What is the question? It is the question you ask yourself whenever life is hard. The question that comes into your mind when you see tragedy or the suffering of others. The question that causes you to doubt God’s goodness. The question that leads you to think God doesn’t hear, or God doesn’t care, or God isn’t there. It’s the question of Job. And it’s the implicit question in today’s Gospel.
For notice what the leper says. Jesus has just come down from the mountain—the mountain where He spoke to His disciples and the crowd about God’s blessings, and how God’s mercy should urge us on to do what is right, and how we should treasure God’s kindness, and how we should live God’s compassion toward others.
Jesus has just come down from the mountain, and a leper, an outcast who is clearly out of place, a man whose suffering no one wants to see or deal with—this man asks Jesus is He wants to help him.
That’s not exactly how the leper puts it. He says, “If thou wilt, if you desire…” But hidden in that statement is our fear: Maybe, Lord, you don’t want to; maybe, Lord, you like seeing me miserable.
So what’s the question? Why, Lord, must I go through this? Why, Lord, do you permit suffering? Why help some, but not others? Why not help me? Now!
The answer to the question is this: Because our Father knows what is both necessary and best for your salvation.
That answer is not designed to terrify. It’s not a matter of how much chastisement you need, or how much torture you are able to bear. Rather, the answer is the answer of a loving Father; a father who knows best what we need, and how best to draw us into Himself.
You see, Our Lord deals with us on an individual basis. He doesn’t use a cookie-cutter approach. There is no “one-size-fits-all” salvation. Our Lord respects us—who we are, our individuality—too much.
And so He works with each of us, one-on-one, in the way that He thinks best. All so that we might be led closer and more intimately into His embrace.
Our sense of fairness, however, too often gets in the way. And our impatience gets in the way. And most of all, what gets in the way is our desire to be our own doctor, our own god, to self-medicate and plot our own way of escape.
Our Lord also takes that into account. But His goal is not to break us; nor to toughen us. And His goal is not to make our life easy so that we think better of Him. Our Lord’s goal is always the same: to help us attain His kingdom.

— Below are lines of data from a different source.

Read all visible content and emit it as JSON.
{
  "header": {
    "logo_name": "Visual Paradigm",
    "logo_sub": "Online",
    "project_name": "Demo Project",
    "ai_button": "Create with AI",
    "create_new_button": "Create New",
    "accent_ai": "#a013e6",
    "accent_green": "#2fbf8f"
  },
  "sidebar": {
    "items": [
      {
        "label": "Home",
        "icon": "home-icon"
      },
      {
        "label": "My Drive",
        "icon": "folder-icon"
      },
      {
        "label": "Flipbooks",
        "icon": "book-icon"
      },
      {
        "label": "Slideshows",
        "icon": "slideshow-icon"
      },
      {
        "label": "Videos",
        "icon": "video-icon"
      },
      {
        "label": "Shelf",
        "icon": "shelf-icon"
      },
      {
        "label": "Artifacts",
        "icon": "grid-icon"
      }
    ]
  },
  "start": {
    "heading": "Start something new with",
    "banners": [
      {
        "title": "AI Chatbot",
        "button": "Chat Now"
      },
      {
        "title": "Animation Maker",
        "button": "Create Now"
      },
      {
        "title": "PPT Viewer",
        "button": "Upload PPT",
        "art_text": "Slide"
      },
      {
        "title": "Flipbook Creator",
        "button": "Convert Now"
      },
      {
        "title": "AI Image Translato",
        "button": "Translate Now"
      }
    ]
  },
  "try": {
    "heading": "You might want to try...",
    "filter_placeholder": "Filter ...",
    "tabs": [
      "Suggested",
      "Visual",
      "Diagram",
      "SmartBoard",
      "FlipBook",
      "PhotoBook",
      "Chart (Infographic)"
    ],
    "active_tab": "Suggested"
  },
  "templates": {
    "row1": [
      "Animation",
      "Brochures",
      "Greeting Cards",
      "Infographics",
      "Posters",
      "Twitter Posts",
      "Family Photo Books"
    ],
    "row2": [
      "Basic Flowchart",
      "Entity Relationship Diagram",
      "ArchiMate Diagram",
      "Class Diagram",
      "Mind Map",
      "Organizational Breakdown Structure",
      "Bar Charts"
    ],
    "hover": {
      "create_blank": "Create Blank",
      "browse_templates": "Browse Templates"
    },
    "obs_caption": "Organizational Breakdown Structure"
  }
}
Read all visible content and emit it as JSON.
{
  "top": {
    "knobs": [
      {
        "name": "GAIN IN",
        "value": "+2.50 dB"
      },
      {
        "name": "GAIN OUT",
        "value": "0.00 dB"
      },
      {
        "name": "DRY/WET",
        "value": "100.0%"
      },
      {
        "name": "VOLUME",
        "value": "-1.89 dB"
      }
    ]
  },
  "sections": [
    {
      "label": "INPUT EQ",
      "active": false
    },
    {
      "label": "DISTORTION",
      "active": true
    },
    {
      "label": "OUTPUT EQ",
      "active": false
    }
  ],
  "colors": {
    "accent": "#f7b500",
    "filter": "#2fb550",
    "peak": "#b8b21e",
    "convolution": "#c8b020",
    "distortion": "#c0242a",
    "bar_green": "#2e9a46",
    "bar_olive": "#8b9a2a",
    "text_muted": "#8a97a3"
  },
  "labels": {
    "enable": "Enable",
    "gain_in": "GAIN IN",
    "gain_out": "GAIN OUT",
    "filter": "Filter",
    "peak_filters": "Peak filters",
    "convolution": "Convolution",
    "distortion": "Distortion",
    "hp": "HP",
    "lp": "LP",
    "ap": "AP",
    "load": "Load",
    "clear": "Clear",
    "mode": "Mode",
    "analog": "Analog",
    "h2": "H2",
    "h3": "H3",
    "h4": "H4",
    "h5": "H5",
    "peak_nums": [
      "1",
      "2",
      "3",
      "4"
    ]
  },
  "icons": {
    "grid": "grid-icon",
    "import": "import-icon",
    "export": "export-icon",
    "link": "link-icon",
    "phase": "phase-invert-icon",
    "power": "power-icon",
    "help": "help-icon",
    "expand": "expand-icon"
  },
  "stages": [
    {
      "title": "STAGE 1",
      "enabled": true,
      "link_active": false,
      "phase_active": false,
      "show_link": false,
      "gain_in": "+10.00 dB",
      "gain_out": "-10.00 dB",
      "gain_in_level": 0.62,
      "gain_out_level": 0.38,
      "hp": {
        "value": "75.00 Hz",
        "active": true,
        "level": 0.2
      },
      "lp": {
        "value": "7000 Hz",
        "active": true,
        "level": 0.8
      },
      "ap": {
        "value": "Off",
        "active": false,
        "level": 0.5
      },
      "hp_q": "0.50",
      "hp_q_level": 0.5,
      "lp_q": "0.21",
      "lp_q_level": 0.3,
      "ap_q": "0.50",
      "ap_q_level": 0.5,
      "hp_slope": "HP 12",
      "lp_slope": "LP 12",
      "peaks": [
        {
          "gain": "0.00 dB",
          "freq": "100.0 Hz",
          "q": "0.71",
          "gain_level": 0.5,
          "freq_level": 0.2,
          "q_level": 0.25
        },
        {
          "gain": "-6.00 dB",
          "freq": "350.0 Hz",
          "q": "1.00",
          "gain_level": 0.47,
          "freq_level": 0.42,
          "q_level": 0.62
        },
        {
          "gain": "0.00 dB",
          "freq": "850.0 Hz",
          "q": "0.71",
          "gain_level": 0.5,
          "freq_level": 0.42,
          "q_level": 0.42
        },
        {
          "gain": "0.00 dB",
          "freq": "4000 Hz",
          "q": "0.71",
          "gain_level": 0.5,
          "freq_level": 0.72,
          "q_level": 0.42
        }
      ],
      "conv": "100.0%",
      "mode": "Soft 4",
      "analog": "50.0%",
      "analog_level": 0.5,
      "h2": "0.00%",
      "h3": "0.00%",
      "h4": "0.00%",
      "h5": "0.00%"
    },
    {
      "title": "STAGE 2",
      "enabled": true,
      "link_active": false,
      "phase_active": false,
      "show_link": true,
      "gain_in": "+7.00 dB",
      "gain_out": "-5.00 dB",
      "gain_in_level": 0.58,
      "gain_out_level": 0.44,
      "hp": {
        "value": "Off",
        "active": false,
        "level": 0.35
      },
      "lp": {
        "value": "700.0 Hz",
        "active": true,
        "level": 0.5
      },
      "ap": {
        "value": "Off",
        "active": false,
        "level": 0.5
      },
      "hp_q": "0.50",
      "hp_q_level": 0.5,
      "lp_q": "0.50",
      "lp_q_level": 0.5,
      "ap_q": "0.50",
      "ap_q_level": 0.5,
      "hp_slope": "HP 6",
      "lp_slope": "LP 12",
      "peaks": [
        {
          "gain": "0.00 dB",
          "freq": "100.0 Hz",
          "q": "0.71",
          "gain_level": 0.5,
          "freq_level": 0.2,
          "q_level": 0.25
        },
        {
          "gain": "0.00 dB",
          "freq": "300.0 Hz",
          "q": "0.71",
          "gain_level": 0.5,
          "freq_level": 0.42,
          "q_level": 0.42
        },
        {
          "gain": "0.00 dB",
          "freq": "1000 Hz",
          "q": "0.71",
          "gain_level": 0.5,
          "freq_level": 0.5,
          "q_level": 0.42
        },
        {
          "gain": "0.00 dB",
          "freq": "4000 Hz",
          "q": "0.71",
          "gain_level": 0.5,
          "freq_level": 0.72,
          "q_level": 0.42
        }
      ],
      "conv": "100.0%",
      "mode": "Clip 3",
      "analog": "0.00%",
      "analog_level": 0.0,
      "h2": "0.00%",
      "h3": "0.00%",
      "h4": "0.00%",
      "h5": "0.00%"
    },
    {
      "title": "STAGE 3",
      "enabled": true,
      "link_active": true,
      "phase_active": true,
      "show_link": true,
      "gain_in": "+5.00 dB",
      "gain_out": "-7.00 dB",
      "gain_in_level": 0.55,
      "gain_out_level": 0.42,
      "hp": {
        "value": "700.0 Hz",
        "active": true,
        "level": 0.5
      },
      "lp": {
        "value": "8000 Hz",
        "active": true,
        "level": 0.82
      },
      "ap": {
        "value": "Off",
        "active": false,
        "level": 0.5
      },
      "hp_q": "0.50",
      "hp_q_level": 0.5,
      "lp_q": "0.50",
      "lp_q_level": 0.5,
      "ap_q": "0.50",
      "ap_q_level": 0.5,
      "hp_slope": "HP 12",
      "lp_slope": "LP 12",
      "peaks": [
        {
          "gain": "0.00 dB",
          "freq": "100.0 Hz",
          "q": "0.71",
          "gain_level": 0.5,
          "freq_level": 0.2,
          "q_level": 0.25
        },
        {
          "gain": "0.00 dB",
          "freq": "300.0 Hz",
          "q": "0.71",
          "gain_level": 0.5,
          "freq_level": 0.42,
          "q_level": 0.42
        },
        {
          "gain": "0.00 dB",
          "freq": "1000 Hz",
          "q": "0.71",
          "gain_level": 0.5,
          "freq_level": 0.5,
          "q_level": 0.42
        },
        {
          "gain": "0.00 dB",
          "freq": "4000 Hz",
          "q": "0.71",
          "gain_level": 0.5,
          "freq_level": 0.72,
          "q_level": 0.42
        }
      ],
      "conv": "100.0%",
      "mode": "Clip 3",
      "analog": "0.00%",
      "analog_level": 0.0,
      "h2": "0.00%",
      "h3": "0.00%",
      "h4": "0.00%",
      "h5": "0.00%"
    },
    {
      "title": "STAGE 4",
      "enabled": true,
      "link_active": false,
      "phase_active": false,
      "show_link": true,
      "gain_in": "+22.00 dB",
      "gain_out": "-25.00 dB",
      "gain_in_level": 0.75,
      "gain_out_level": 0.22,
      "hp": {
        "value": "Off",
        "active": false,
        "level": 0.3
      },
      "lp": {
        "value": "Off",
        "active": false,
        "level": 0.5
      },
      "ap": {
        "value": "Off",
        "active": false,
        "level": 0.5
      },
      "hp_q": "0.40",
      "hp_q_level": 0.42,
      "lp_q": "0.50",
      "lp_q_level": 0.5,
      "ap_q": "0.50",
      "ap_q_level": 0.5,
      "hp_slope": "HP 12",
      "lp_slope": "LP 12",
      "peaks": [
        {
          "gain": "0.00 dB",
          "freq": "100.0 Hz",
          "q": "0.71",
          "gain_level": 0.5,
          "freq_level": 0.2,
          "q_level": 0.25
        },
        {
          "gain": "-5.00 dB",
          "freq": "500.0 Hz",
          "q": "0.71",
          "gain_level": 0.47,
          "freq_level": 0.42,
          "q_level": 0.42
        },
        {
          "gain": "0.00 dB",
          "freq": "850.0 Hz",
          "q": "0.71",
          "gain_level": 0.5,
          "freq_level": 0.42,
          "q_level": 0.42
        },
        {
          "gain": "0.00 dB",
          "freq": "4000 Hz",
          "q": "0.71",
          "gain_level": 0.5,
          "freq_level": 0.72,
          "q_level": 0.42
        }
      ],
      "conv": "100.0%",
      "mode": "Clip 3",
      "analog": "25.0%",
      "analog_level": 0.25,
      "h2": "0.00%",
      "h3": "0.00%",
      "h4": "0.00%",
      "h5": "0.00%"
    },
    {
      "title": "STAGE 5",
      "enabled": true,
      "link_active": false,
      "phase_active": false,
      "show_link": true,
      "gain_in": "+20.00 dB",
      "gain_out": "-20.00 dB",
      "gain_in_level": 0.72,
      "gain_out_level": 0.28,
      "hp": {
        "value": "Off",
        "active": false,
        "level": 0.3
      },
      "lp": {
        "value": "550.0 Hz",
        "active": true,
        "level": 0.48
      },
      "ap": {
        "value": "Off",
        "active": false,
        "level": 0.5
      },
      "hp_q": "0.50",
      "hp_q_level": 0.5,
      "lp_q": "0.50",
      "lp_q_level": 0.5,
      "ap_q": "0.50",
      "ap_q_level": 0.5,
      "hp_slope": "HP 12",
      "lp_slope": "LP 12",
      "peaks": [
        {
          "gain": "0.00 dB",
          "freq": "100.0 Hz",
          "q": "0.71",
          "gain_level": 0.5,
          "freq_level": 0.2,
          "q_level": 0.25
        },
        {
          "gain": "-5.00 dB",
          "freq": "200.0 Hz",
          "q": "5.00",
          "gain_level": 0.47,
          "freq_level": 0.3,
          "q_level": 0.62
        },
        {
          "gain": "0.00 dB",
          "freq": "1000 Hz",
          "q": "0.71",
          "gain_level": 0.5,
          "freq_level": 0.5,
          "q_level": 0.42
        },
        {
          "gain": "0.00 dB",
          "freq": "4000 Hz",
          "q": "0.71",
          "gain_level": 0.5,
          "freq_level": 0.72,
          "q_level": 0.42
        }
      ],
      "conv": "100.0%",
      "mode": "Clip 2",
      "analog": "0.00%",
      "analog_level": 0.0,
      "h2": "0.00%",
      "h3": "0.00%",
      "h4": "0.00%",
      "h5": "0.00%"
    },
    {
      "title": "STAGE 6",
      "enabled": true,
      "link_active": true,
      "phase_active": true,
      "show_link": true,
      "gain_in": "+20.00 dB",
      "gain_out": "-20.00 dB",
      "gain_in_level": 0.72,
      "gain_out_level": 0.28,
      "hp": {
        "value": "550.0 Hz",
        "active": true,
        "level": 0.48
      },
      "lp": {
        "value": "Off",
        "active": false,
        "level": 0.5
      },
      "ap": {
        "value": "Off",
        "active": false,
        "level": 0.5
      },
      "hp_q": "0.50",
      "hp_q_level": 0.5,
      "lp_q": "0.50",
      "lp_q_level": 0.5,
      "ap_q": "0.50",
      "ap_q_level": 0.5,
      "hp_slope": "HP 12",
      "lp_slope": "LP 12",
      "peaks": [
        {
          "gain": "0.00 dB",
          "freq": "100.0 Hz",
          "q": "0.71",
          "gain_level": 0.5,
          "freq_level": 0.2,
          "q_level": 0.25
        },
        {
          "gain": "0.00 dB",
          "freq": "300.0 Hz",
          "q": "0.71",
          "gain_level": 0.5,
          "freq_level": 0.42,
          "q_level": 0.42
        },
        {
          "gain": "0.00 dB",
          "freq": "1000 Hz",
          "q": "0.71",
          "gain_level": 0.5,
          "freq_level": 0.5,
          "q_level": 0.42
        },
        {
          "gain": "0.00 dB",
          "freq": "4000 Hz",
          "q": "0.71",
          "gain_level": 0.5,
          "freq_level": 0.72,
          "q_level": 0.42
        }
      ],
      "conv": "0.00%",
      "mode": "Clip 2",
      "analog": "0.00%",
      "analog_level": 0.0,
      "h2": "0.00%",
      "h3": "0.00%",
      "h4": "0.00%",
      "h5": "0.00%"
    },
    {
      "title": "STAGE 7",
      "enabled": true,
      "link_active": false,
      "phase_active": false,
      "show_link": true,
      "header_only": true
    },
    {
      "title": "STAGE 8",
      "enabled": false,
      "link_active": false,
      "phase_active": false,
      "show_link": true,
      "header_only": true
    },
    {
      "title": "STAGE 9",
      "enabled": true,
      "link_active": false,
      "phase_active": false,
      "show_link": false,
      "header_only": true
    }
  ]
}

In this goal, Our Lord will not forsake us, or leave us to fend for ourselves. And to attain the kingdom of heaven, we need to wholly yield our wills to Him.
That doesn’t mean we sit back and take it. It doesn’t mean that we avoid the various helps Our Lord sends us through doctors, therapists or priests. And it doesn’t mean that we refuse to do justice and love mercy.
However, to yield to Our Lord’s will, most certainly means that we walk humbly with our God. And we do that when we seek the Lord in the same way that the leper sought Him: not by demanding, but humbly, saying, “Lord, if you are willing…”
For as soon as we say, “Lord, if you are willing,” we are also saying, “Not what I want, but what you desire; not what I demand, but whatever you think will aid my soul’s salvation.”
That’s how the centurion approached Jesus. A humility that did not even ask for any help, but simply prayed his prayer with the confidence that Jesus knew what was best. And that His healing Word was sufficient. And that Our Lord was willing.
And what did He say to the humble centurion, to the leper? “I am willing.”
With these words, Our Blessed Lord announces that He truly wants to give to us and do for us, to help and assist us, to rescue and deliver us. These words mean that Our Lord does not merely pity us, but that He focuses all His attention on helping us; that He wills and desires and wants to stretch out the right hand of His majesty to help and defend us.
That is what the leper gets to hear. That is what the centurion gets to hear. And that is always what we get to hear, whenever we cry out to Our Lord.
For the prayer, the crying out—that, right there, means that we are closer to the kingdom of heaven. The prayer, the crying out—that, right there, means that we desire not our will, but the Lord’s will.
And the Lord’s will goes the Lord’s way. The way that He determines is best for us. The way that He knows will draw us into His kingdom. The way that He sees as the right way.
Not my way, but the Lord’s way. That is what the leper wanted. That is what the centurion asked for. And, at the end of each day, that should always be our prayer.
May our heavenly Father, through His Son in the unity of the Holy Spirit, have mercy upon us and save us.